During normal execution of a program, instructions are read from memory and executed sequentially by the processor. The processor uses a special register called the instruction pointer to keep track of the next instruction to be executed. A set of general-purpose registers are used for manipulation and temporary storage of any data used by the program.
An interrupt is a special input to the processor. When the processor is signalled that an interrupt has occurred, the processor finishes the instruction currently being executed and saves the instruction pointer and a status word to the stack. The stack is a special block of memory used to keep track of information during function calls and interrupts. The processor uses a special register called the stack pointer to keep track of the location of the top of the stack, which is where the last item was added to the stack.
After the processor saves this information to the stack, the processor branches to a special routine called an interrupt service routine or interrupt handler. If needed, this routine can determine the source of the interrupt and then service the device that requested the interrupt. This process may involve reading a character from the keyboard and updating the monitor, or moving data from an adapter board into computer memory. After handling the interrupt, the last instruction executed in the interrupt service routine is an interrupt return instruction. This instruction causes the processor to restore the instruction pointer and status register with the values that were saved to the stack at the time of the interrupt and to resume execution.
Many data acquisition applications can benefit greatly from the interrupt capability of the processor.
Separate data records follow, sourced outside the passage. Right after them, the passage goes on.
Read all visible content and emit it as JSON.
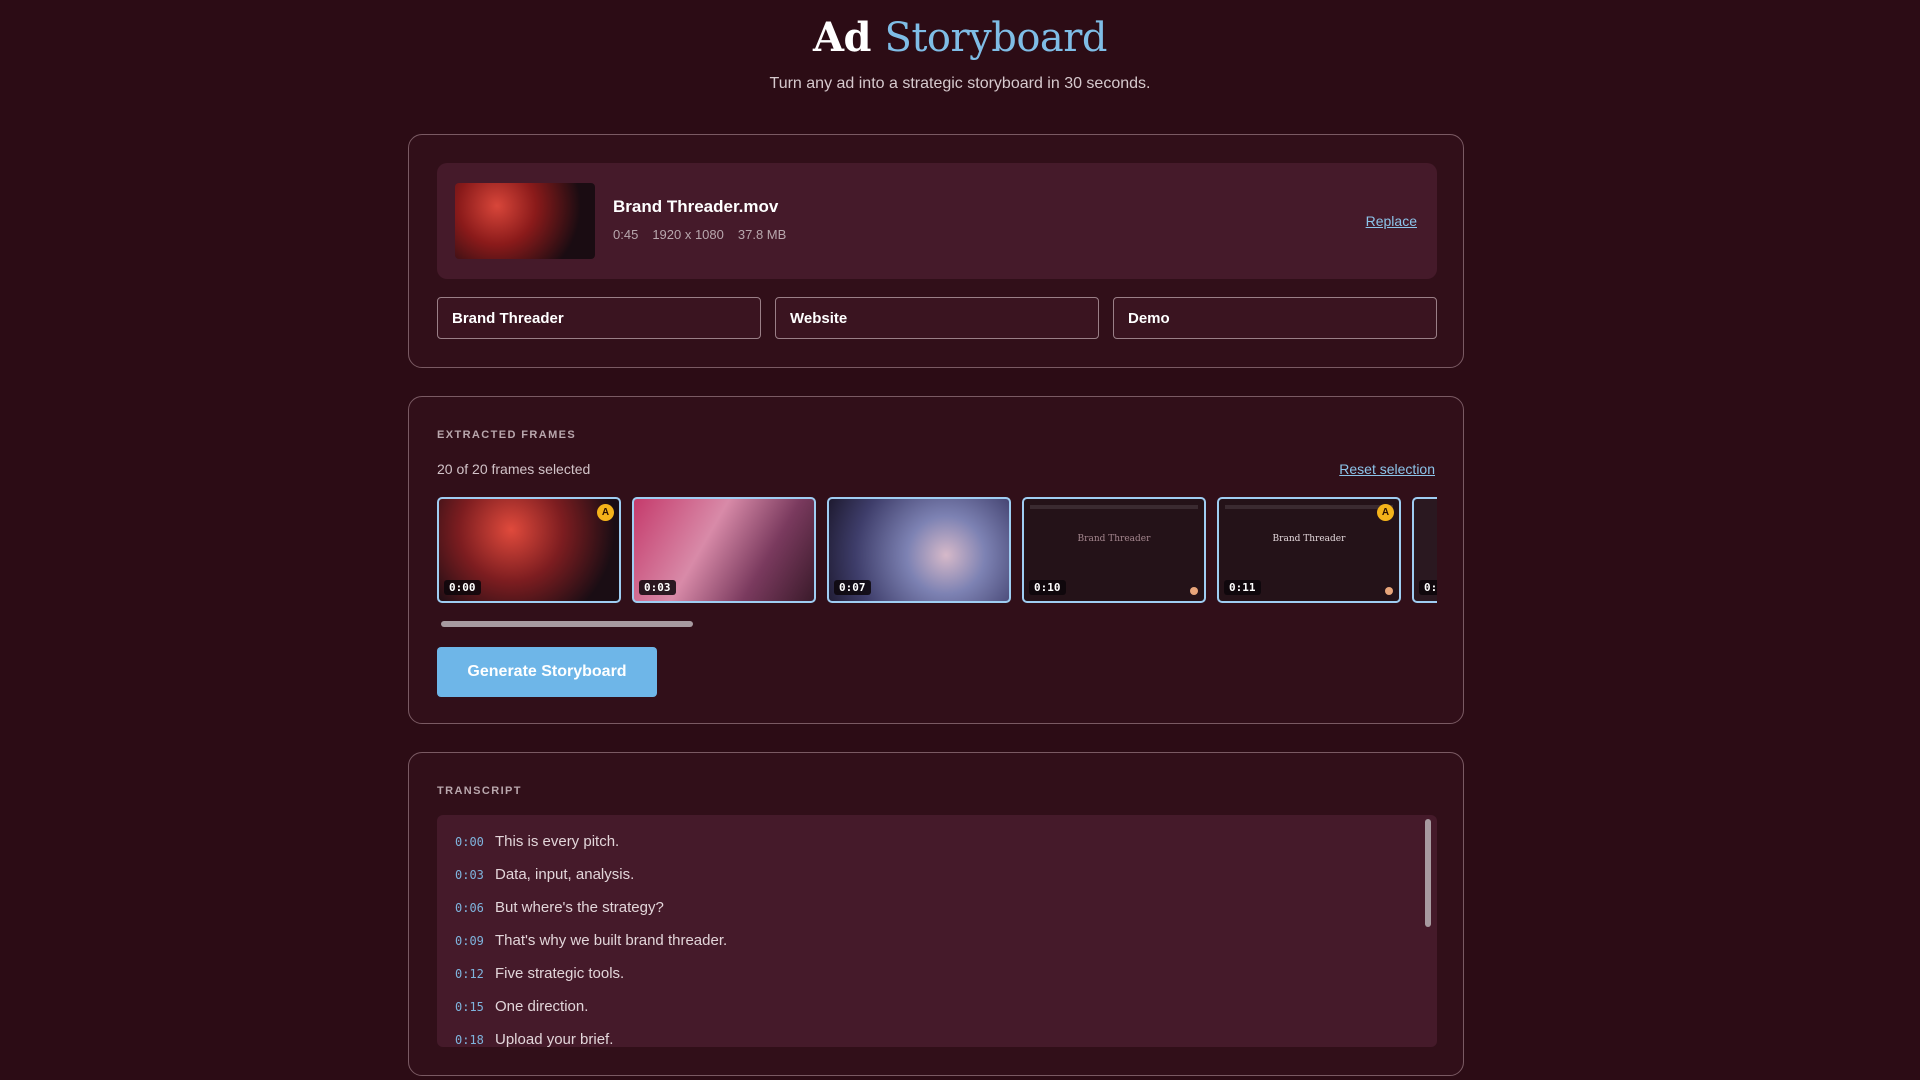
{
  "header": {
    "title_main": "Ad",
    "title_accent": "Storyboard",
    "subtitle": "Turn any ad into a strategic storyboard in 30 seconds."
  },
  "file": {
    "name": "Brand Threader.mov",
    "duration": "0:45",
    "resolution": "1920 x 1080",
    "size": "37.8 MB",
    "replace_label": "Replace"
  },
  "fields": {
    "brand": "Brand Threader",
    "channel": "Website",
    "type": "Demo"
  },
  "frames": {
    "section_label": "EXTRACTED FRAMES",
    "selected_text": "20 of 20 frames selected",
    "reset_label": "Reset selection",
    "items": [
      {
        "time": "0:00",
        "badge": "A"
      },
      {
        "time": "0:03"
      },
      {
        "time": "0:07"
      },
      {
        "time": "0:10",
        "logo": "Brand Threader"
      },
      {
        "time": "0:11",
        "badge": "A",
        "logo": "Brand Threader"
      },
      {
        "time": "0:"
      }
    ],
    "generate_label": "Generate Storyboard"
  },
  "transcript": {
    "section_label": "TRANSCRIPT",
    "lines": [
      {
        "time": "0:00",
        "text": "This is every pitch."
      },
      {
        "time": "0:03",
        "text": "Data, input, analysis."
      },
      {
        "time": "0:06",
        "text": "But where's the strategy?"
      },
      {
        "time": "0:09",
        "text": "That's why we built brand threader."
      },
      {
        "time": "0:12",
        "text": "Five strategic tools."
      },
      {
        "time": "0:15",
        "text": "One direction."
      },
      {
        "time": "0:18",
        "text": "Upload your brief."
      }
    ]
  },
  "colors": {
    "background": "#2c0c15",
    "accent": "#7fbde6",
    "button": "#6eb6e8",
    "badge": "#f4b31a"
  }
}
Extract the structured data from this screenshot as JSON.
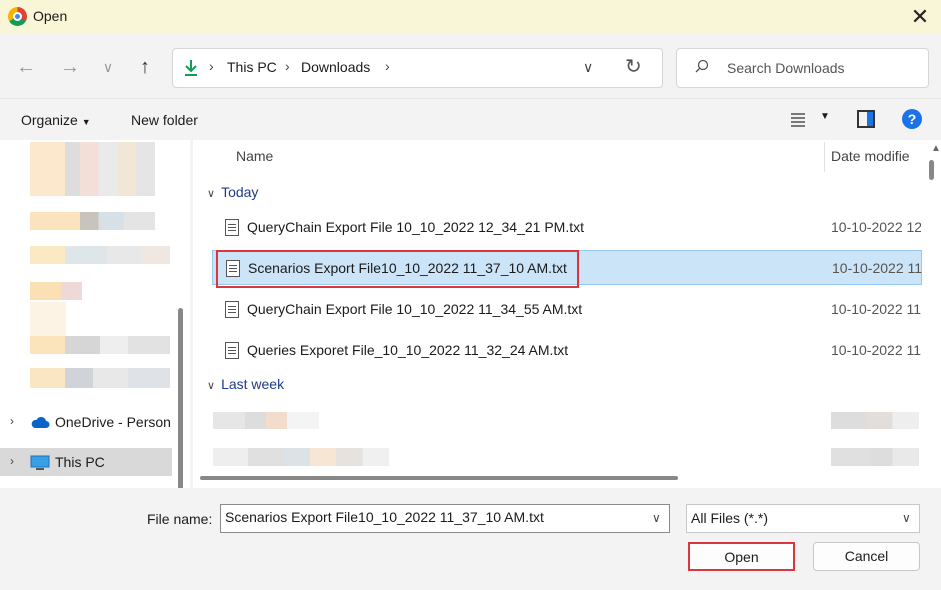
{
  "window": {
    "title": "Open",
    "close_symbol": "✕"
  },
  "nav": {
    "breadcrumb": [
      "This PC",
      "Downloads"
    ],
    "search_placeholder": "Search Downloads"
  },
  "toolbar": {
    "organize": "Organize",
    "new_folder": "New folder",
    "help": "?"
  },
  "sidebar": {
    "items": [
      {
        "label": "OneDrive - Person",
        "icon": "cloud-icon"
      },
      {
        "label": "This PC",
        "icon": "computer-icon",
        "selected": true
      }
    ]
  },
  "filelist": {
    "columns": {
      "name": "Name",
      "date": "Date modifie"
    },
    "groups": [
      {
        "label": "Today",
        "files": [
          {
            "name": "QueryChain Export File 10_10_2022 12_34_21 PM.txt",
            "date": "10-10-2022 12"
          },
          {
            "name": "Scenarios Export File10_10_2022 11_37_10 AM.txt",
            "date": "10-10-2022 11",
            "selected": true
          },
          {
            "name": "QueryChain Export File 10_10_2022 11_34_55 AM.txt",
            "date": "10-10-2022 11"
          },
          {
            "name": "Queries Exporet File_10_10_2022 11_32_24 AM.txt",
            "date": "10-10-2022 11"
          }
        ]
      },
      {
        "label": "Last week",
        "files": []
      }
    ]
  },
  "bottom": {
    "file_name_label": "File name:",
    "file_name_value": "Scenarios Export File10_10_2022 11_37_10 AM.txt",
    "file_type": "All Files (*.*)",
    "open_label": "Open",
    "cancel_label": "Cancel"
  },
  "colors": {
    "accent": "#1a73e8",
    "selection": "#cce4f7",
    "highlight_border": "#d9363e"
  }
}
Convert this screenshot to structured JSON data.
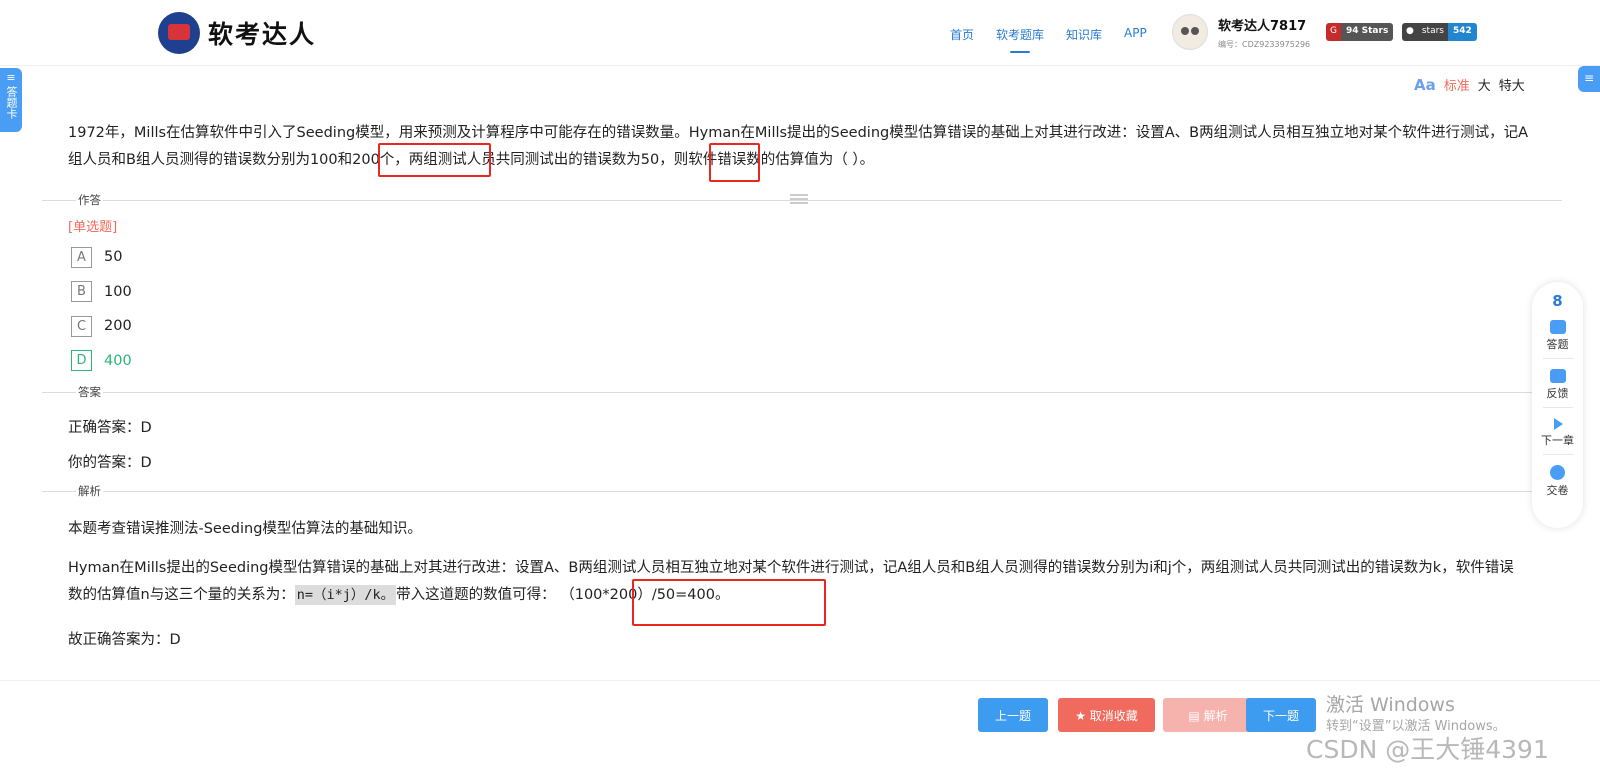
{
  "header": {
    "logo_text": "软考达人",
    "nav": [
      {
        "label": "首页",
        "active": false
      },
      {
        "label": "软考题库",
        "active": true
      },
      {
        "label": "知识库",
        "active": false
      },
      {
        "label": "APP",
        "active": false
      }
    ],
    "user": {
      "name": "软考达人7817",
      "id": "编号：CDZ9233975296"
    },
    "badges": [
      {
        "left": "94 Stars",
        "icon": "gitee-icon"
      },
      {
        "left": "stars",
        "right": "542",
        "icon": "github-icon"
      }
    ]
  },
  "side": {
    "left_tab": "答题卡",
    "right_tab": "≡"
  },
  "fontsize": {
    "icon": "Aa",
    "standard": "标准",
    "big": "大",
    "xl": "特大"
  },
  "question": {
    "text_a": "1972年，Mills在估算软件中引入了Seeding模型，用来预测及计算程序中可能存在的错误数量。Hyman在Mills提出的Seeding模型估算错误的基础上对其进行改进：设置A、B两组测试人员相互独立地对某个软件进行测试，记A组人员和B组人员测得的错误数分别为100和200个，两组测试人员共同测试出的错误数为50，则软件错误数的估算值为（  ）。"
  },
  "sections": {
    "answer_area": "作答",
    "answer": "答案",
    "analysis": "解析"
  },
  "qtype": "[单选题]",
  "options": [
    {
      "letter": "A",
      "text": "50"
    },
    {
      "letter": "B",
      "text": "100"
    },
    {
      "letter": "C",
      "text": "200"
    },
    {
      "letter": "D",
      "text": "400"
    }
  ],
  "answers": {
    "correct": "正确答案：D",
    "yours": "你的答案：D"
  },
  "analysis": {
    "p1": "本题考查错误推测法-Seeding模型估算法的基础知识。",
    "p2_a": "Hyman在Mills提出的Seeding模型估算错误的基础上对其进行改进：设置A、B两组测试人员相互独立地对某个软件进行测试，记A组人员和B组人员测得的错误数分别为i和j个，两组测试人员共同测试出的错误数为k，软件错误数的估算值n与这三个量的关系为：",
    "p2_code": "n=（i*j）/k。",
    "p2_b": "带入这道题的数值可得：",
    "p2_c": "（100*200）/50=400。",
    "p3": "故正确答案为：D"
  },
  "float_panel": {
    "count": "8",
    "items": [
      {
        "label": "答题",
        "icon": "answer-icon"
      },
      {
        "label": "反馈",
        "icon": "feedback-icon"
      },
      {
        "label": "下一章",
        "icon": "next-chapter-icon"
      },
      {
        "label": "交卷",
        "icon": "submit-icon"
      }
    ]
  },
  "buttons": {
    "prev": "上一题",
    "fav": "★ 取消收藏",
    "explain": "▤ 解析",
    "next": "下一题"
  },
  "watermarks": {
    "win1": "激活 Windows",
    "win2": "转到“设置”以激活 Windows。",
    "csdn": "CSDN @王大锤4391"
  }
}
Interrupts can be used for immediate communication between the data acquisition hardware and the computer. They can be used to time or synchronize data acquisition with external events or to respond promptly to external events and alarm conditions. However, interrupts are not always the best approach in data acquisition applications. You must consider the advantages and disadvantages of various data acquisition methods before deciding to use interrupt-driven acquisition.
Data acquisition involves the monitoring of one or several sources of physical data at a regular rate, which is often determined by a clock signal. Commonly, the data originates from analog-to-digital converters (ADCs), counter/timer devices, or switches. In general, there are three approaches to acquiring data from an external device or synchronizing communication between devices. These three approaches are described as follows:
Polling : This
method involves periodically reading the status of the device to determine
whether the device needs attention.
Direct Memory Access (DMA) : A dedicated processor, the DMA controller, transparently transfers data from the device to computer memory, or vice versa.
Interrupts : The device is configured to interrupt the processor whenever the device requires attention.
For some applications, polling a device can be a very effective way to service a data acquisition operation. The polling method is simple, easy to understand, and easy to debug. If the processor can be dedicated to the single task of monitoring and servicing the device, high acquisition rates can be realized. However, dedication to a single task is often not possible. Other devices may also require timely monitoring, or the processor may be required to do other work, such as handling previously acquired data. DMA or interrupts would then be a better approach.
DMA uses a DMA controller to move data from one location to another, making fast data transfers of large blocks of data possible. DMA is fast because dedicated hardware transfers the data and requires only one or two read/write bus cycles per transfer. In addition, the processor is free for other activities (such as processing acquired data) because the DMA controller proceeds with the data acquisition in the background. However, the processor may need to access the data on a point-by-point basis as it is being acquired. DMA is not well-suited for this type of application, and interrupts or polling may be preferable. Furthermore, the number of DMA channels in a PC is limited, and a dedicated DMA channel is required for each unique data acquisition source.
With interrupts, the processor can respond quickly to an event (such as a clock signal) to transfer data or to synchronize different events. Unlike DMA, an interrupt-driven system has the advantage of being able to process the data on a point-by-point basis, which can be particularly inportant in control applications. Consider a typical control application synchronized with a clock signal, for example. The application may require that, with every pulse of a clock, the processor read the result of an A/D conversion, read the state of several digital lines, use these results to compute a new control value, and write this value to a digital-to-analog converter (DAC). DMA would not be useful for such an application, and a polling routine would not directly provide synchronization with the clock signal. Interrupts, however, make it easier to synchronize the input and output with the clock signal and for the processor to perform other general processing tasks in the foreground, if needed.
One disadvantage of interrupts, however, is that they require processor
time, and there can be a significant amount of software overhead time
associated with the interrupt service routine. When designing a data
acquisition system, you must estimate the amount of this overhead time,
which consists of the time required by the processor to vector to the
proper interrupt service routine, known as interrupt latency, and the time
necessary to perform the task required within the service routine. If the
overhead is too large for the required acquisition rate, then DMA or a
very efficient polling routine must be used. In applications that are time
critical, the interrupt service routine must be written to be as fast as
possible. As a result, interrupt service routines for data acquisition
applications are often written in assembly language.
Interrupts can be a powerful mechanism for servicing data acquisition and control operations. With interrupts, the processor can respond quickly and efficiently to data acquisition hardware. Besides simply transferring acquired data, interrupts can be used to synchronize different events, or process data as it is acquired. However, interrupts are not always the best method for data acquisition. DMA is useful for moving blocks of data at high rates with minimal processor intervention. Polling is the most straightforward technique, but not very effective for multiple devices or high throughput rates.